The key to their research is a $10,000 electronic monitoring device invented at the Woods Hole Oceanographic Institution in Massachusetts. Known as the DTAG, the foot-long device includes a variety of motion and acoustic sensors. It is attached by suction cups to a whale’s back and is set to release automatically. An onboard transmitter allows researchers to track the animal. After the instrument releases and floats back to the surface, researchers can follow the signal to retrieve the device and its valuable data.
In their research, Woodward and Winn successfully deployed the DTAG on blue whales in the Pacific and humpbacks in the Atlantic during the 2002 field season. Thus far, their study has taken them to the waters off British Columbia, California and Newfoundland. The project has the potential to contribute to our understanding of fundamental whale biology and provide clues about reducing human impact on the marine animals.
From an engineering perspective, the study also will provide a better understanding of the mechanics of underwater maneuvering that can be applied to new designs for underwater vehicles.
With more than 160 dives now recorded, Woodward and Winn have learned to interpret motion sensor data from the tag. The pitch record of fluke stroke patterns helps to estimate the whale’s energetic efforts. In addition, characteristic dive profiles are starting to emerge for different behaviors. Dives can be sorted into foraging, feeding or traveling categories based on the shape of the dive, and stroke and glide swim patterns.
“The truth is we don’t really know what the whales are doing underwater,” says Winn. “But even with its limitations, this data is more than anyone has ever seen before. As we learn to better interpret the data, we will expand our insight into whale behaviors.”
On the water in an inflatable zodiac, Woodward and Winn work as a team. Approaching a whale is risky. While one of them guides the boat, the other uses a 20-foot pole mounted on the bow to place the DTAG on the animal’s back. From then on, they are committed. They must follow the whale and record details, such as when and where it surfaces, its behavior, and whether other animals are in the vicinity.
They are well equipped for this work. They wear insulated survival suits and carry video cameras, including one for underwater use. They also pack a digital compass, radios, a GPS, range finder, and even spare parts for the DTAG and the boat motor.

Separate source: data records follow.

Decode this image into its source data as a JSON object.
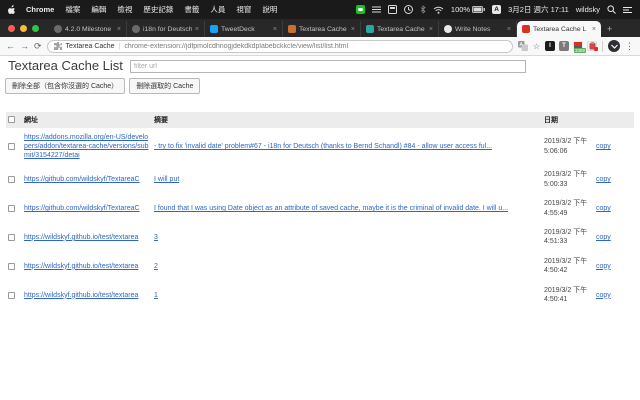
{
  "colors": {
    "traffic_red": "#ff5f57",
    "traffic_yellow": "#febc2e",
    "traffic_green": "#28c840",
    "link_blue": "#2f66c2",
    "line_green": "#14c321",
    "twitter_blue": "#1da1f2",
    "active_fav_red": "#d93025",
    "teal_fav": "#2aa8a0",
    "store_fav_orange": "#c9702e",
    "badge_green": "#5fae62"
  },
  "glyphs": {
    "close": "×",
    "plus": "+",
    "back": "←",
    "forward": "→",
    "reload": "⟳",
    "star": "☆",
    "kebab": "⋮"
  },
  "menubar": {
    "items": [
      "Chrome",
      "檔案",
      "編輯",
      "檢視",
      "歷史記錄",
      "書籤",
      "人員",
      "視窗",
      "說明"
    ],
    "status": {
      "battery": "100%",
      "ime": "A",
      "datetime": "3月2日 週六 17:11",
      "user": "wildsky"
    }
  },
  "tabs": [
    {
      "label": "4.2.0 Milestone"
    },
    {
      "label": "i18n for Deutsch"
    },
    {
      "label": "TweetDeck"
    },
    {
      "label": "Textarea Cache"
    },
    {
      "label": "Textarea Cache"
    },
    {
      "label": "Write Notes"
    },
    {
      "label": "Textarea Cache L"
    }
  ],
  "toolbar": {
    "site_name": "Textarea Cache",
    "url": "chrome-extension://jdfpmolcdhnogjdekdkdplabebckkcle/view/list/list.html",
    "ext1_label": "I",
    "ext2_label": "T",
    "ext3_badge": "3389"
  },
  "page": {
    "title": "Textarea Cache List",
    "filter_placeholder": "filter url",
    "buttons": {
      "delete_all": "刪除全部（包含你沒選的 Cache）",
      "delete_selected": "刪除選取的 Cache"
    },
    "table": {
      "headers": {
        "url": "網址",
        "summary": "摘要",
        "date": "日期"
      },
      "copy_label": "copy",
      "rows": [
        {
          "url": "https://addons.mozilla.org/en-US/developers/addon/textarea-cache/versions/submit/3154227/detai",
          "summary": "- try to fix 'invalid date' problem#67 - i18n for Deutsch (thanks to Bernd Schandl) #84 - allow user access ful...",
          "date": "2019/3/2 下午",
          "time": "5:06:06"
        },
        {
          "url": "https://github.com/wildskyf/TextareaC",
          "summary": "I will put",
          "date": "2019/3/2 下午",
          "time": "5:00:33"
        },
        {
          "url": "https://github.com/wildskyf/TextareaC",
          "summary": "I found that I was using Date object as an attribute of saved cache, maybe it is the criminal of invalid date. I will u...",
          "date": "2019/3/2 下午",
          "time": "4:55:49"
        },
        {
          "url": "https://wildskyf.github.io/test/textarea",
          "summary": "3",
          "date": "2019/3/2 下午",
          "time": "4:51:33"
        },
        {
          "url": "https://wildskyf.github.io/test/textarea",
          "summary": "2",
          "date": "2019/3/2 下午",
          "time": "4:50:42"
        },
        {
          "url": "https://wildskyf.github.io/test/textarea",
          "summary": "1",
          "date": "2019/3/2 下午",
          "time": "4:50:41"
        }
      ]
    }
  }
}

“Every time we go out, every time we put a tag on, we have to hope that the whale doesn’t head out to sea or that a big fog bank doesn’t roll in and make it impossible to follow the whale. Once you put a tag on, you have to follow it until it comes off,” says Woodward. “It’s a bit nerve-racking to have a $10,000 piece of equipment riding around on the back of a whale.”

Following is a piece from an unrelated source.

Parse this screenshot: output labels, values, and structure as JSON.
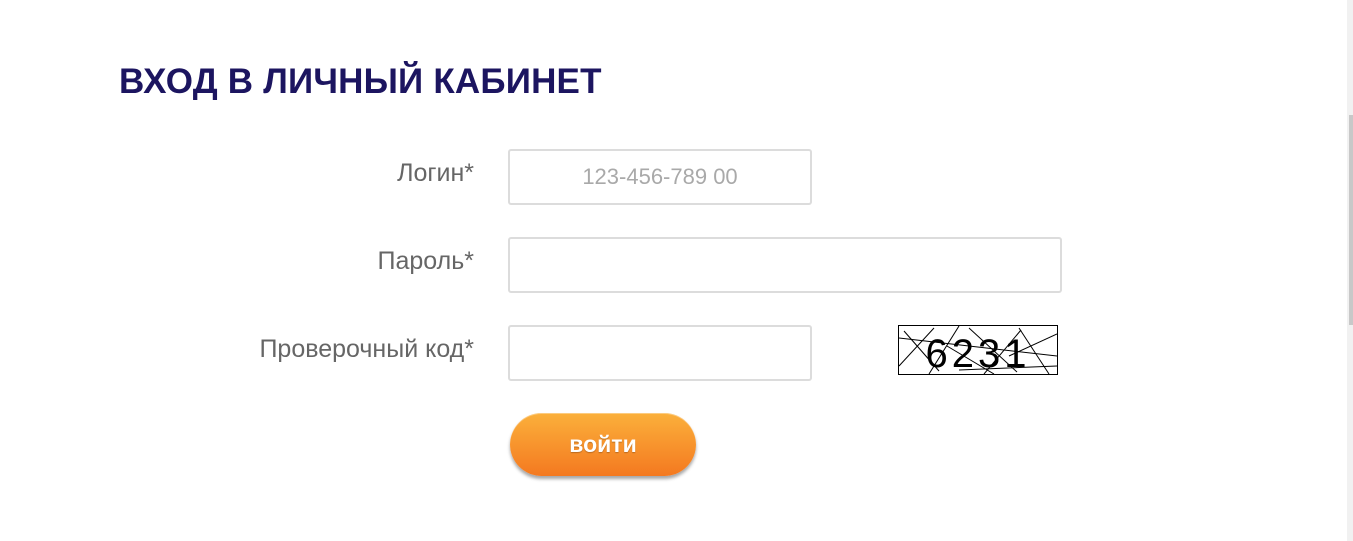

Once a DTAG failed to release on a blue whale in the Santa Barbara Channel off California. After following the animal for more than six hours, sea conditions deteriorated, and Woodward and Winn were forced to head back to shore for a long night. But luck was with them in the morning; they detected the radio signal and retrieved the device with its seven hours of data — the longest DTAG deployment on a blue whale.
Woodward and Winn now continue their investigations at UMaine. With Mick Peterson, they have formed a cetacean research group that includes John Riley, a bio-resource engineer and faculty member in the School of Marine Sciences; Anna Demeo, a marine sciences student from Southwest Harbor; and Sean Todd, a faculty member at the College of the Atlantic in Bar Harbor.
Woodward and Winn say they want to provide students and the public with opportunities to share their excitement. “We hope to use the research as a teaching tool — a way to tell people about the whales,” says Winn.
March – April 2003